**Try it**
Copy each line of the entries beneath that contains the word "description".

**Data supplied**
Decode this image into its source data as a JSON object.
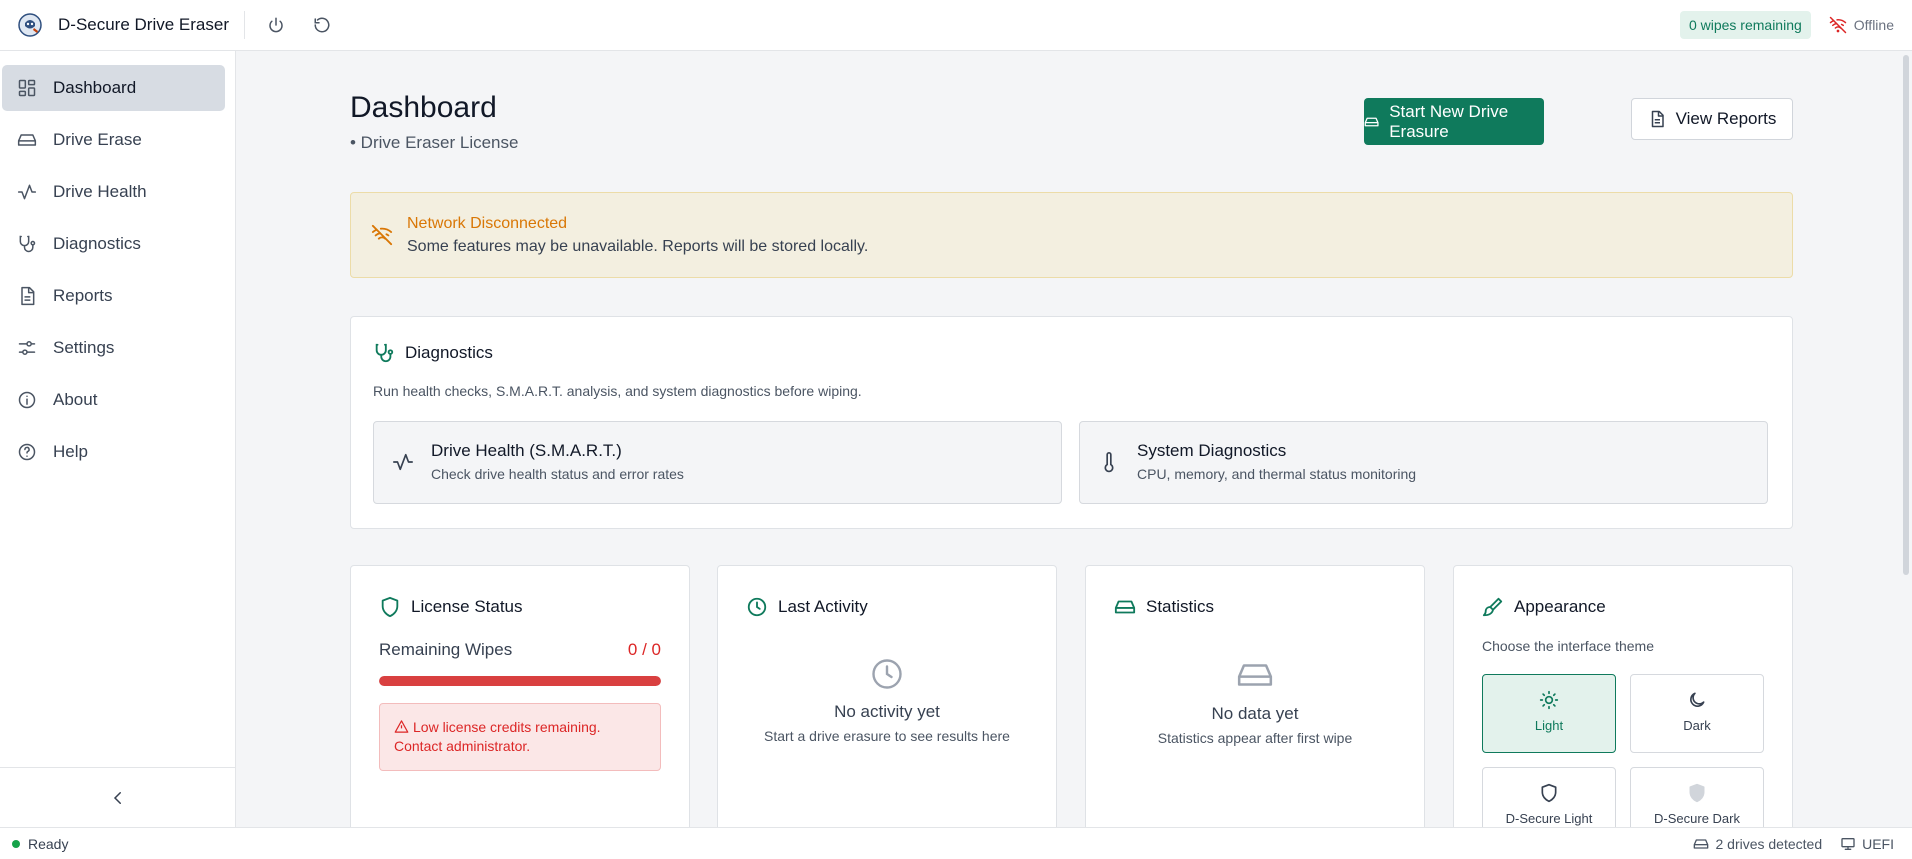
{
  "app": {
    "title": "D-Secure Drive Eraser"
  },
  "topbar": {
    "wipes_badge": "0 wipes remaining",
    "network_status": "Offline"
  },
  "sidebar": {
    "items": [
      {
        "label": "Dashboard",
        "icon": "dashboard-icon",
        "active": true
      },
      {
        "label": "Drive Erase",
        "icon": "drive-icon"
      },
      {
        "label": "Drive Health",
        "icon": "activity-icon"
      },
      {
        "label": "Diagnostics",
        "icon": "stethoscope-icon"
      },
      {
        "label": "Reports",
        "icon": "document-icon"
      },
      {
        "label": "Settings",
        "icon": "sliders-icon"
      },
      {
        "label": "About",
        "icon": "info-icon"
      },
      {
        "label": "Help",
        "icon": "help-icon"
      }
    ]
  },
  "header": {
    "title": "Dashboard",
    "subtitle": "• Drive Eraser License",
    "primary_action": "Start New Drive Erasure",
    "secondary_action": "View Reports"
  },
  "alert": {
    "title": "Network Disconnected",
    "text": "Some features may be unavailable. Reports will be stored locally."
  },
  "diagnostics": {
    "title": "Diagnostics",
    "description": "Run health checks, S.M.A.R.T. analysis, and system diagnostics before wiping.",
    "cards": [
      {
        "title": "Drive Health (S.M.A.R.T.)",
        "description": "Check drive health status and error rates"
      },
      {
        "title": "System Diagnostics",
        "description": "CPU, memory, and thermal status monitoring"
      }
    ]
  },
  "license": {
    "title": "License Status",
    "remaining_label": "Remaining Wipes",
    "remaining_value": "0 / 0",
    "usage_fraction": 1.0,
    "warning": "Low license credits remaining. Contact administrator."
  },
  "activity": {
    "title": "Last Activity",
    "empty_title": "No activity yet",
    "empty_sub": "Start a drive erasure to see results here"
  },
  "statistics": {
    "title": "Statistics",
    "empty_title": "No data yet",
    "empty_sub": "Statistics appear after first wipe"
  },
  "appearance": {
    "title": "Appearance",
    "description": "Choose the interface theme",
    "themes": [
      {
        "label": "Light",
        "icon": "sun-icon",
        "active": true
      },
      {
        "label": "Dark",
        "icon": "moon-icon"
      },
      {
        "label": "D-Secure Light",
        "icon": "shield-icon"
      },
      {
        "label": "D-Secure Dark",
        "icon": "shield-filled-icon"
      }
    ]
  },
  "statusbar": {
    "status": "Ready",
    "drives": "2 drives detected",
    "firmware": "UEFI"
  },
  "colors": {
    "accent": "#0f7a5c",
    "danger": "#d94040",
    "warning": "#d97706",
    "success": "#16a34a"
  }
}
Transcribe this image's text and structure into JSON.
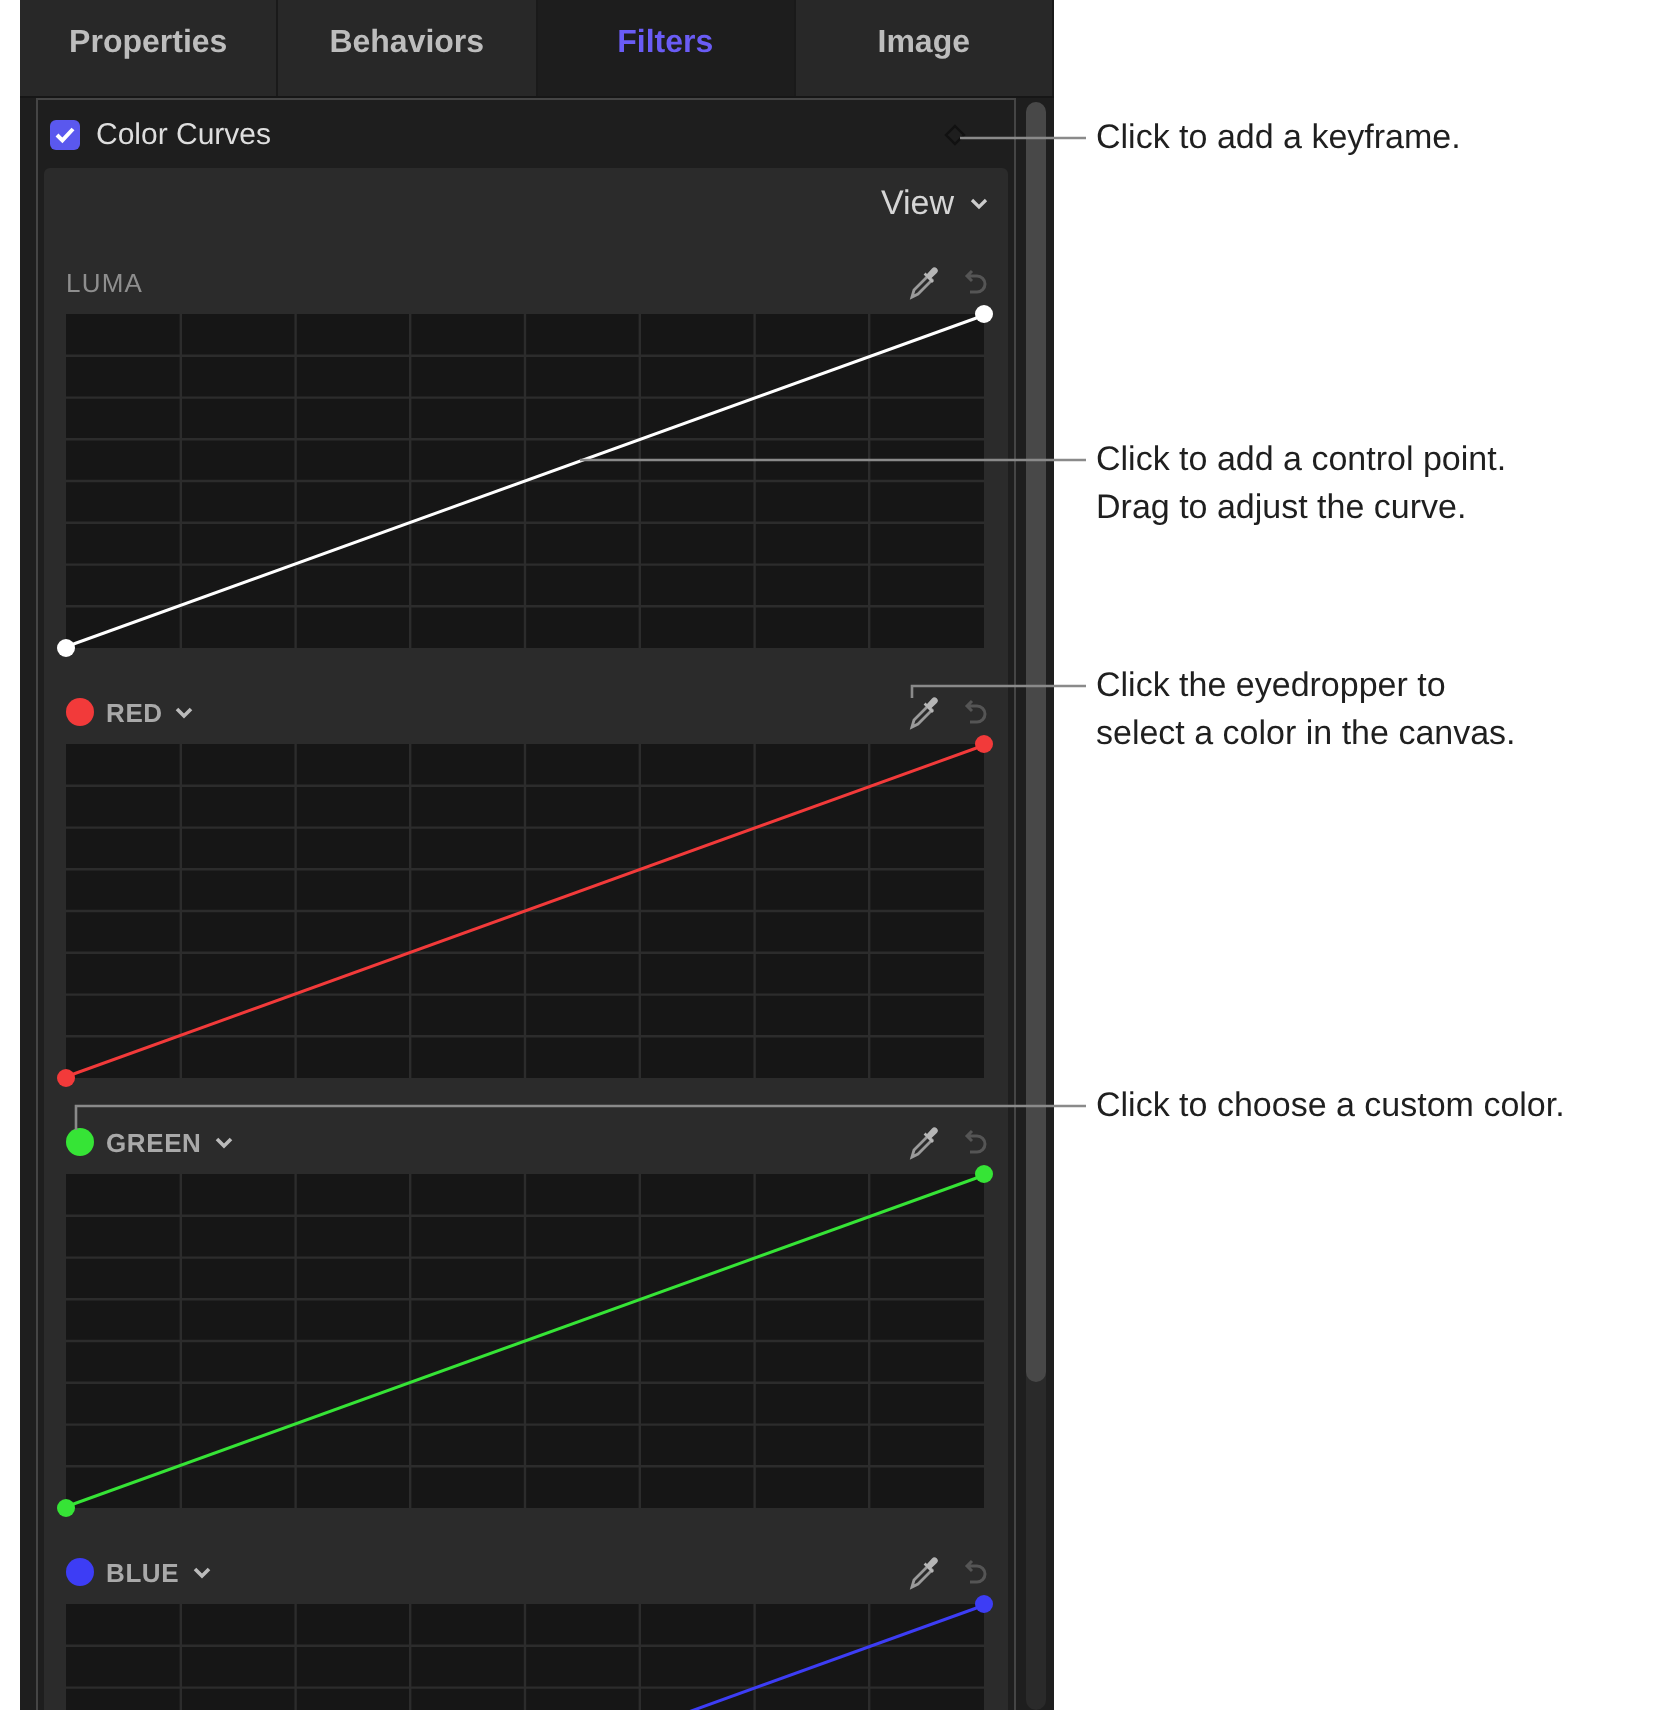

**Answer space**
    "description": "Run health checks, S.M.A.R.T. analysis, and system diagnostics before wiping.",
        "description": "Check drive health status and error rates"
        "description": "CPU, memory, and thermal status monitoring"
    "description": "Choose the interface theme",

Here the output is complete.